I am a Black woman. Writer. Fighter. Lover. Twerker. Some-time actor.
Tell us about TWENTYEIGHT and other pieces that you are working on.
TWENTYEIGHT is currently running at The Vortex. I just finished a full length play called Mingus about a famous black intellectual’s relationship with two of his students. I also recently finished a TWENTYEIGHT screenplay. TWENTYEIGHT is about four Black people from different cities around the country who have come to Settlement 40, TX to build a space shuttle that will take them to the Liberian Space Station, but when two new people arrive, their flight path changes.
Why do you write?
Honestly, I write for the power. I write because when I create a world, no one can invalidate my rules, my thoughts, my imagination. I invent what it means to be human on the page. Good and evil comes from my own mind. Hate and love are defined by experience. When I write, unlike when I live in this world, who I am, without alteration, is the prototype.
What advice do you have for African Diasporic, Black, Latinx and Afrolatinx theatre artists?
Don’t be afraid to write about the things that scare you, things that have hurt you, but most of all do be afraid to write the things that truly bring you pleasure. It is not your job to shine a light on all of the evils of the world all of the time. It is simply your job to tell the story that is rumbling around in your stomach aching to come out.
TWENTYEIGHT is running at The Vortex in Austin every weekend night at 8pm (including Thursday) until August 19th. My website is in terrible shape and is currently “under construction” as we used to say in the Myspace days. Just check back at tylerenglishbeckwith.com and soon, very soon, something will be there for you to see.
What has been a challenge in this career?
The hardest thing about being a writer is writing. Having written is the absolute best feeling, but when I sit down at my laptop and see an empty page I have every urge to find something better to do. But once I start, I can’t stop. Starting is the biggest challenge.
Advice for those interested in pursuing an MFA?

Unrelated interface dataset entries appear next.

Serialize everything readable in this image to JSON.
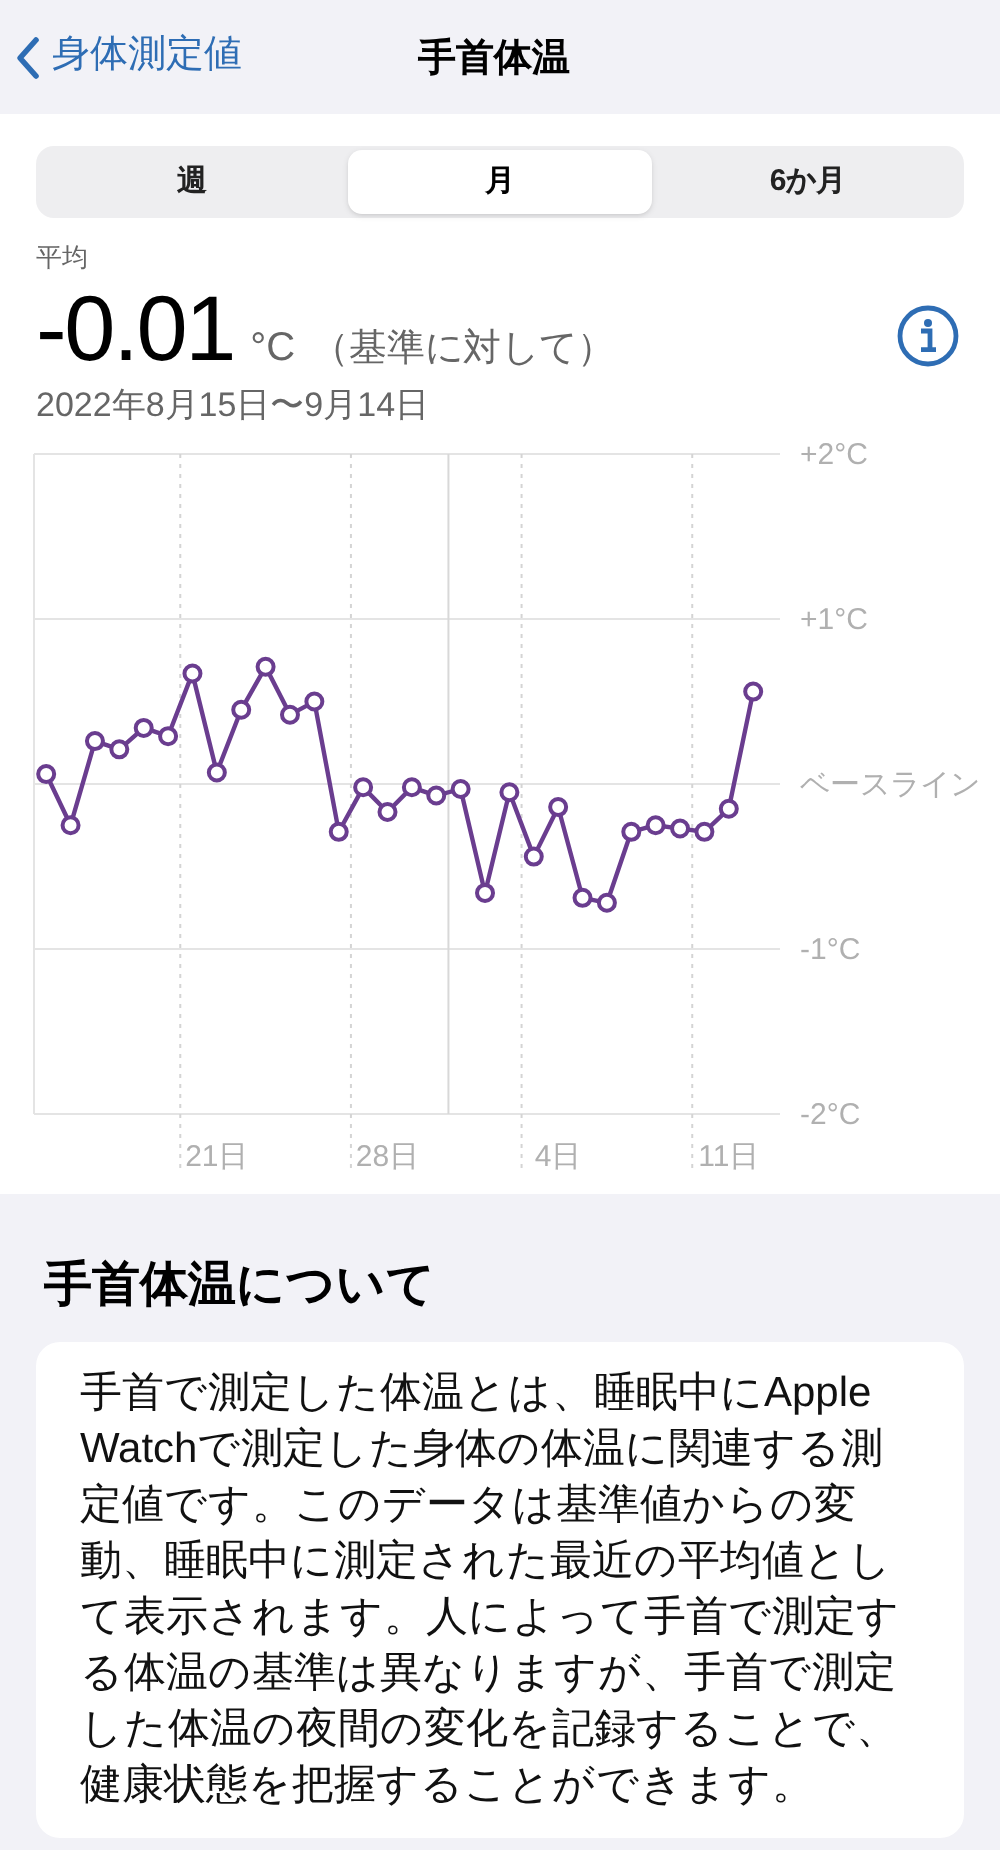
{
  "nav": {
    "back": "身体測定値",
    "title": "手首体温"
  },
  "segments": [
    {
      "label": "週",
      "selected": false
    },
    {
      "label": "月",
      "selected": true
    },
    {
      "label": "6か月",
      "selected": false
    }
  ],
  "summary": {
    "label": "平均",
    "value": "-0.01",
    "unit": "°C",
    "qualifier": "（基準に対して）",
    "date_range": "2022年8月15日〜9月14日"
  },
  "chart": {
    "chart_data": {
      "type": "line",
      "grid": true,
      "categories": [
        null,
        null,
        null,
        null,
        null,
        null,
        null,
        "21日",
        null,
        null,
        null,
        null,
        null,
        null,
        "28日",
        null,
        null,
        null,
        null,
        null,
        null,
        "4日",
        null,
        null,
        null,
        null,
        null,
        null,
        "11日",
        null
      ],
      "series": [
        {
          "color": "#6a3d8f",
          "marker": "circle",
          "values": [
            0.06,
            -0.25,
            0.26,
            0.21,
            0.34,
            0.29,
            0.67,
            0.07,
            0.45,
            0.71,
            0.42,
            0.5,
            -0.29,
            -0.02,
            -0.17,
            -0.02,
            -0.07,
            -0.03,
            -0.66,
            -0.05,
            -0.44,
            -0.14,
            -0.69,
            -0.72,
            -0.29,
            -0.25,
            -0.27,
            -0.29,
            -0.15,
            0.56
          ]
        }
      ],
      "ylim": [
        -2,
        2
      ],
      "yticks": [
        {
          "value": 2,
          "label": "+2°C"
        },
        {
          "value": 1,
          "label": "+1°C"
        },
        {
          "value": 0,
          "label": "ベースライン"
        },
        {
          "value": -1,
          "label": "-1°C"
        },
        {
          "value": -2,
          "label": "-2°C"
        }
      ]
    }
  },
  "about": {
    "heading": "手首体温について",
    "body": "手首で測定した体温とは、睡眠中にApple Watchで測定した身体の体温に関連する測定値です。このデータは基準値からの変動、睡眠中に測定された最近の平均値として表示されます。人によって手首で測定する体温の基準は異なりますが、手首で測定した体温の夜間の変化を記録することで、健康状態を把握することができます。"
  }
}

Pursuing an MFA is all about discipline. It’s about churning out pages even when you’re not “inspired”. It’s hearing the feedback you’re afraid to receive. It tests your limits, and will often make you question your place in the world as a writer. But, for me, it has placed in my life a group of talented writers. I learn from their work, and their notes, and I’d like to think they learn from mine. Such a structured program is not for everyone, but so far, it has been beneficial to me

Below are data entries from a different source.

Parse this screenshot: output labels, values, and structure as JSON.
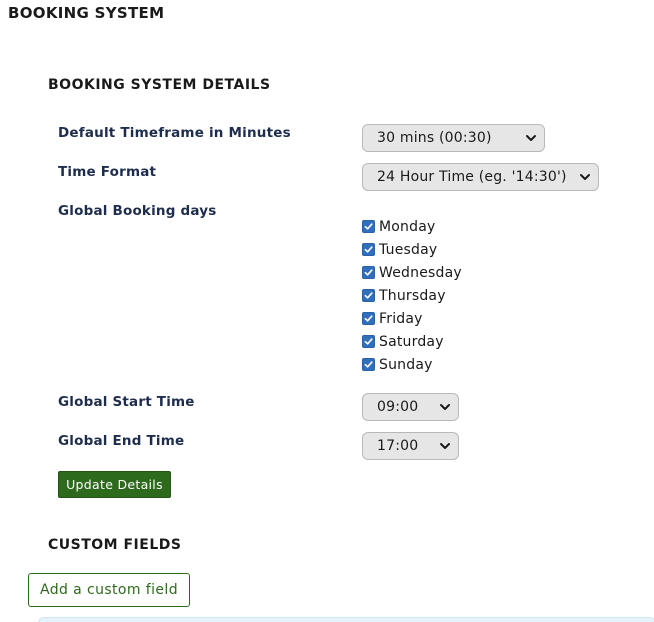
{
  "page": {
    "title": "BOOKING SYSTEM"
  },
  "details": {
    "heading": "BOOKING SYSTEM DETAILS",
    "timeframe": {
      "label": "Default Timeframe in Minutes",
      "selected": "30 mins (00:30)"
    },
    "time_format": {
      "label": "Time Format",
      "selected": "24 Hour Time (eg. '14:30')"
    },
    "booking_days": {
      "label": "Global Booking days",
      "days": [
        {
          "label": "Monday",
          "checked": true
        },
        {
          "label": "Tuesday",
          "checked": true
        },
        {
          "label": "Wednesday",
          "checked": true
        },
        {
          "label": "Thursday",
          "checked": true
        },
        {
          "label": "Friday",
          "checked": true
        },
        {
          "label": "Saturday",
          "checked": true
        },
        {
          "label": "Sunday",
          "checked": true
        }
      ]
    },
    "start_time": {
      "label": "Global Start Time",
      "selected": "09:00"
    },
    "end_time": {
      "label": "Global End Time",
      "selected": "17:00"
    },
    "update_button": "Update Details"
  },
  "custom_fields": {
    "heading": "CUSTOM FIELDS",
    "add_button": "Add a custom field"
  },
  "colors": {
    "primary_green": "#2e6a1c",
    "checkbox_blue": "#2f6fbd",
    "label_navy": "#1f2d4d",
    "select_bg": "#e6e6e6",
    "info_bg": "#e7f3fb"
  },
  "icons": {
    "select_chevron": "chevron-down-icon",
    "checkbox_check": "check-icon"
  }
}
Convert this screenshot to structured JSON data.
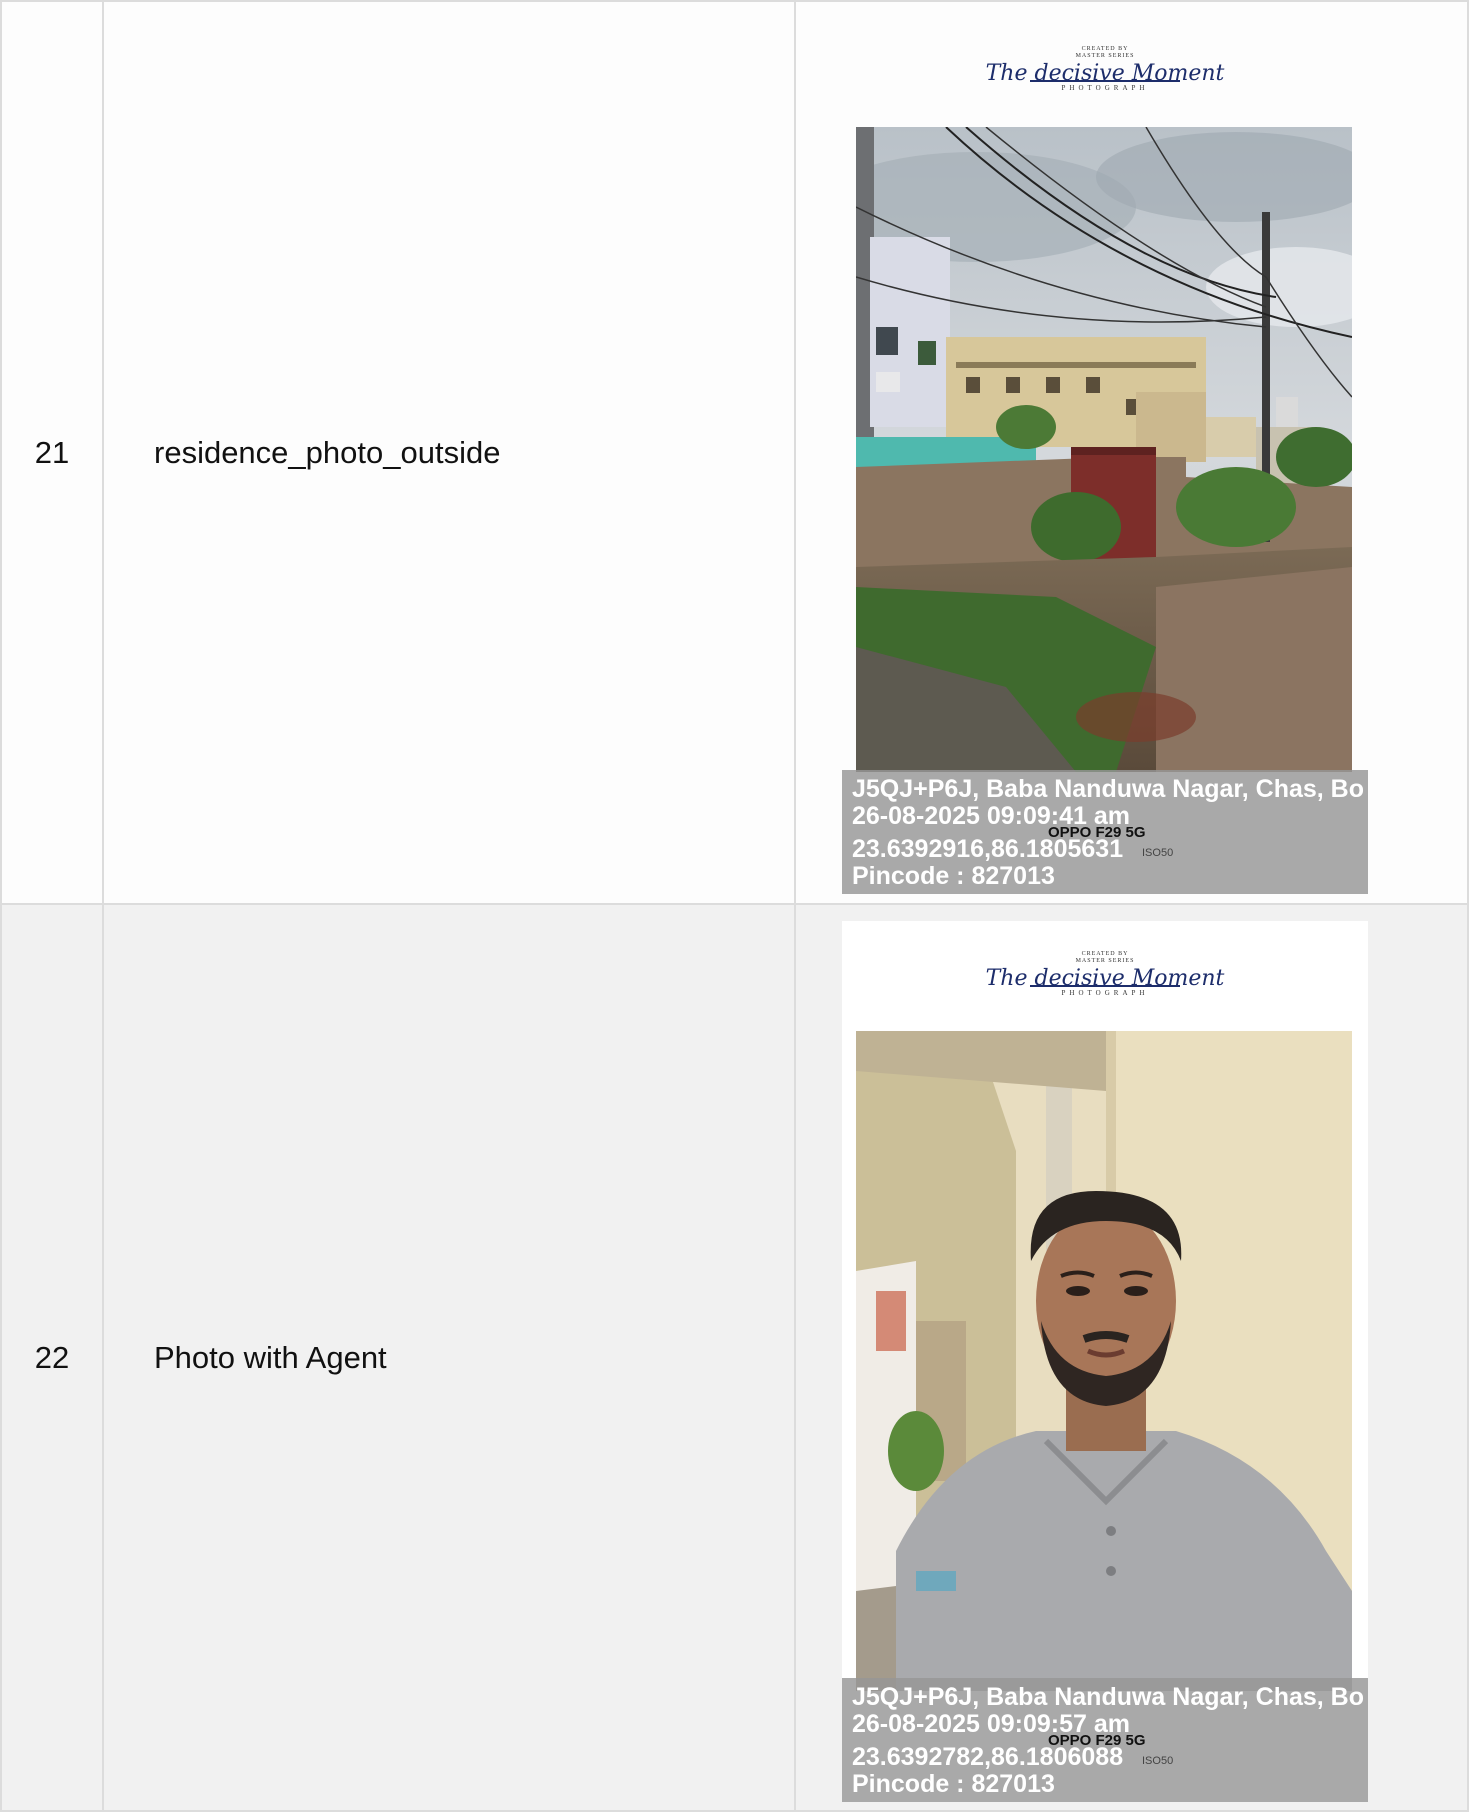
{
  "rows": [
    {
      "num": "21",
      "label": "residence_photo_outside",
      "watermark": {
        "top": "CREATED BY",
        "top2": "MASTER SERIES",
        "script": "The decisive Moment",
        "bottom": "PHOTOGRAPH"
      },
      "stamp": {
        "address": "J5QJ+P6J, Baba Nanduwa Nagar, Chas, Bo",
        "datetime": "26-08-2025 09:09:41 am",
        "coords": "23.6392916,86.1805631",
        "pincode": "Pincode : 827013",
        "device": "OPPO F29 5G",
        "meta": "ISO50"
      }
    },
    {
      "num": "22",
      "label": "Photo with Agent",
      "watermark": {
        "top": "CREATED BY",
        "top2": "MASTER SERIES",
        "script": "The decisive Moment",
        "bottom": "PHOTOGRAPH"
      },
      "stamp": {
        "address": "J5QJ+P6J, Baba Nanduwa Nagar, Chas, Bo",
        "datetime": "26-08-2025 09:09:57 am",
        "coords": "23.6392782,86.1806088",
        "pincode": "Pincode : 827013",
        "device": "OPPO F29 5G",
        "meta": "ISO50"
      }
    }
  ]
}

How can people find your work?
You may follow me on twitter @twowaypager, but please be advised that I tweet exactly what I want to tweet and I am an avid user of the block button. I’m also on instagram @tyleronline.
The space for Black, Latinx, Afrolatinx and Afro-diasporic theatre.